### [Action item]
Word for word, restate all of the records.

Data records for software interfaces:

= = =

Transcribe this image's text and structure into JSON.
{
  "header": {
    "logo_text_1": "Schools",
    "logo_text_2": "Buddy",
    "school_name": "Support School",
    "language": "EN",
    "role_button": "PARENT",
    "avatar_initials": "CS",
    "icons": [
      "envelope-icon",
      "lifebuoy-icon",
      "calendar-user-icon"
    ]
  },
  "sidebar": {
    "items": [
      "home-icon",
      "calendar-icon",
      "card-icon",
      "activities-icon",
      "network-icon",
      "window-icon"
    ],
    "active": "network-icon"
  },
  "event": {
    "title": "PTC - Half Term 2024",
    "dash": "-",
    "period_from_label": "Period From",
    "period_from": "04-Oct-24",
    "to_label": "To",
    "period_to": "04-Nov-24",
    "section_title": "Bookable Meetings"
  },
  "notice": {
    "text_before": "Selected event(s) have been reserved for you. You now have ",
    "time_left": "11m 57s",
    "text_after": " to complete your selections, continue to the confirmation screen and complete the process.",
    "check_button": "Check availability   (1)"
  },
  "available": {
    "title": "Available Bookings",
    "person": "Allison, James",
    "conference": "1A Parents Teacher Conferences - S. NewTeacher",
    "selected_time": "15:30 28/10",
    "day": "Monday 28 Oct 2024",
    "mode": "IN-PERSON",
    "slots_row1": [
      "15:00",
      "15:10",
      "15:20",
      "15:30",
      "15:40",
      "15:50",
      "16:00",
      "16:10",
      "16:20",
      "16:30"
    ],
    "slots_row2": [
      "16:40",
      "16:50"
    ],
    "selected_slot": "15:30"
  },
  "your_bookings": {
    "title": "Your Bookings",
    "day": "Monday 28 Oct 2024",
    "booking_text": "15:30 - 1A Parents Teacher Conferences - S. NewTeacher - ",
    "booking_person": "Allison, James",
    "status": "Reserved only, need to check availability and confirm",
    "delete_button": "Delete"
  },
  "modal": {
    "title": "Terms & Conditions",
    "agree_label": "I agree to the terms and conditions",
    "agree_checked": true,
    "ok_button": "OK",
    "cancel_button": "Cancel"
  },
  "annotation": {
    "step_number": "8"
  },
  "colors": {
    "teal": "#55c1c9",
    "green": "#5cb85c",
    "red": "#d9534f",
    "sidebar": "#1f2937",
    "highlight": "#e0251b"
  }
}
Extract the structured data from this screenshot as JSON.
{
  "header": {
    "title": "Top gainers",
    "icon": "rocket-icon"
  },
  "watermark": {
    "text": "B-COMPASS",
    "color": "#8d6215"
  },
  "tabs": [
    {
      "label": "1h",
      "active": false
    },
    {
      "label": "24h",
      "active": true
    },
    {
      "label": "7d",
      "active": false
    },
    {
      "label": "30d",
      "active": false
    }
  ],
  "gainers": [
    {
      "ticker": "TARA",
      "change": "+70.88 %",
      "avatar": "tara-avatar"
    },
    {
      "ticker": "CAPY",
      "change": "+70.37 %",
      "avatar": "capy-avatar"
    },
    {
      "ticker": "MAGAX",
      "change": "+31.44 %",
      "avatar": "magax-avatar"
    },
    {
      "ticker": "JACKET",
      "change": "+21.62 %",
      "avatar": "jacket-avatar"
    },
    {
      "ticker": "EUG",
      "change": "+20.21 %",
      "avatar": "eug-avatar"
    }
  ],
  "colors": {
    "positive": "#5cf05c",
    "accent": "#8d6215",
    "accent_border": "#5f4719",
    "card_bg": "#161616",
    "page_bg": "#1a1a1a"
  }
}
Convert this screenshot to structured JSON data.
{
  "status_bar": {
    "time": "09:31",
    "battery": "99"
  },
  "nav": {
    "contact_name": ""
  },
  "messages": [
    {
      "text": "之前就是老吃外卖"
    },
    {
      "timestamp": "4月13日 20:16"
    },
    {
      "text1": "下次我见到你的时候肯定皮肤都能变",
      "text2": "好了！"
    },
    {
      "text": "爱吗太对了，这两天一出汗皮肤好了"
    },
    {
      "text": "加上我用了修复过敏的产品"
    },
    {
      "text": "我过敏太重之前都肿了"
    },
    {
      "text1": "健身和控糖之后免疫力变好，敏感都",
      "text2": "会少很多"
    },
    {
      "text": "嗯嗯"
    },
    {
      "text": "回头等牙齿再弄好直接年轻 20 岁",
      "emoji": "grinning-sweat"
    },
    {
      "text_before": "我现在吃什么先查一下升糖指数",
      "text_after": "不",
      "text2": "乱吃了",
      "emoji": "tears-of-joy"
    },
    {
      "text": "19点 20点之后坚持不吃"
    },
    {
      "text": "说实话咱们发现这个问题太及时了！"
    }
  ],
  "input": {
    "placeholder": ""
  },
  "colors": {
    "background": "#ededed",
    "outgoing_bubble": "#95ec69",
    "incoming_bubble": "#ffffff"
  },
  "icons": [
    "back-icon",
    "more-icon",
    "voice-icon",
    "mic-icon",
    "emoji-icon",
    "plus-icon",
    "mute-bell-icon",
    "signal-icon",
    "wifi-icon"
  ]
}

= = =

### [Expected answer]
Transcribe this image's text and structure into JSON.
{
  "header": {
    "logo_text_1": "Schools",
    "logo_text_2": "Buddy",
    "school_name": "Support School",
    "language": "EN",
    "role_button": "PARENT",
    "avatar_initials": "CS",
    "icons": [
      "envelope-icon",
      "lifebuoy-icon",
      "calendar-user-icon"
    ]
  },
  "sidebar": {
    "items": [
      "home-icon",
      "calendar-icon",
      "card-icon",
      "activities-icon",
      "network-icon",
      "window-icon"
    ],
    "active": "network-icon"
  },
  "event": {
    "title": "PTC - Half Term 2024",
    "dash": "-",
    "period_from_label": "Period From",
    "period_from": "04-Oct-24",
    "to_label": "To",
    "period_to": "04-Nov-24",
    "section_title": "Bookable Meetings"
  },
  "notice": {
    "text_before": "Selected event(s) have been reserved for you. You now have ",
    "time_left": "11m 57s",
    "text_after": " to complete your selections, continue to the confirmation screen and complete the process.",
    "check_button": "Check availability   (1)"
  },
  "available": {
    "title": "Available Bookings",
    "person": "Allison, James",
    "conference": "1A Parents Teacher Conferences - S. NewTeacher",
    "selected_time": "15:30 28/10",
    "day": "Monday 28 Oct 2024",
    "mode": "IN-PERSON",
    "slots_row1": [
      "15:00",
      "15:10",
      "15:20",
      "15:30",
      "15:40",
      "15:50",
      "16:00",
      "16:10",
      "16:20",
      "16:30"
    ],
    "slots_row2": [
      "16:40",
      "16:50"
    ],
    "selected_slot": "15:30"
  },
  "your_bookings": {
    "title": "Your Bookings",
    "day": "Monday 28 Oct 2024",
    "booking_text": "15:30 - 1A Parents Teacher Conferences - S. NewTeacher - ",
    "booking_person": "Allison, James",
    "status": "Reserved only, need to check availability and confirm",
    "delete_button": "Delete"
  },
  "modal": {
    "title": "Terms & Conditions",
    "agree_label": "I agree to the terms and conditions",
    "agree_checked": true,
    "ok_button": "OK",
    "cancel_button": "Cancel"
  },
  "annotation": {
    "step_number": "8"
  },
  "colors": {
    "teal": "#55c1c9",
    "green": "#5cb85c",
    "red": "#d9534f",
    "sidebar": "#1f2937",
    "highlight": "#e0251b"
  }
}
Extract the structured data from this screenshot as JSON.
{
  "header": {
    "title": "Top gainers",
    "icon": "rocket-icon"
  },
  "watermark": {
    "text": "B-COMPASS",
    "color": "#8d6215"
  },
  "tabs": [
    {
      "label": "1h",
      "active": false
    },
    {
      "label": "24h",
      "active": true
    },
    {
      "label": "7d",
      "active": false
    },
    {
      "label": "30d",
      "active": false
    }
  ],
  "gainers": [
    {
      "ticker": "TARA",
      "change": "+70.88 %",
      "avatar": "tara-avatar"
    },
    {
      "ticker": "CAPY",
      "change": "+70.37 %",
      "avatar": "capy-avatar"
    },
    {
      "ticker": "MAGAX",
      "change": "+31.44 %",
      "avatar": "magax-avatar"
    },
    {
      "ticker": "JACKET",
      "change": "+21.62 %",
      "avatar": "jacket-avatar"
    },
    {
      "ticker": "EUG",
      "change": "+20.21 %",
      "avatar": "eug-avatar"
    }
  ],
  "colors": {
    "positive": "#5cf05c",
    "accent": "#8d6215",
    "accent_border": "#5f4719",
    "card_bg": "#161616",
    "page_bg": "#1a1a1a"
  }
}
Convert this screenshot to structured JSON data.
{
  "status_bar": {
    "time": "09:31",
    "battery": "99"
  },
  "nav": {
    "contact_name": ""
  },
  "messages": [
    {
      "text": "之前就是老吃外卖"
    },
    {
      "timestamp": "4月13日 20:16"
    },
    {
      "text1": "下次我见到你的时候肯定皮肤都能变",
      "text2": "好了！"
    },
    {
      "text": "爱吗太对了，这两天一出汗皮肤好了"
    },
    {
      "text": "加上我用了修复过敏的产品"
    },
    {
      "text": "我过敏太重之前都肿了"
    },
    {
      "text1": "健身和控糖之后免疫力变好，敏感都",
      "text2": "会少很多"
    },
    {
      "text": "嗯嗯"
    },
    {
      "text": "回头等牙齿再弄好直接年轻 20 岁",
      "emoji": "grinning-sweat"
    },
    {
      "text_before": "我现在吃什么先查一下升糖指数",
      "text_after": "不",
      "text2": "乱吃了",
      "emoji": "tears-of-joy"
    },
    {
      "text": "19点 20点之后坚持不吃"
    },
    {
      "text": "说实话咱们发现这个问题太及时了！"
    }
  ],
  "input": {
    "placeholder": ""
  },
  "colors": {
    "background": "#ededed",
    "outgoing_bubble": "#95ec69",
    "incoming_bubble": "#ffffff"
  },
  "icons": [
    "back-icon",
    "more-icon",
    "voice-icon",
    "mic-icon",
    "emoji-icon",
    "plus-icon",
    "mute-bell-icon",
    "signal-icon",
    "wifi-icon"
  ]
}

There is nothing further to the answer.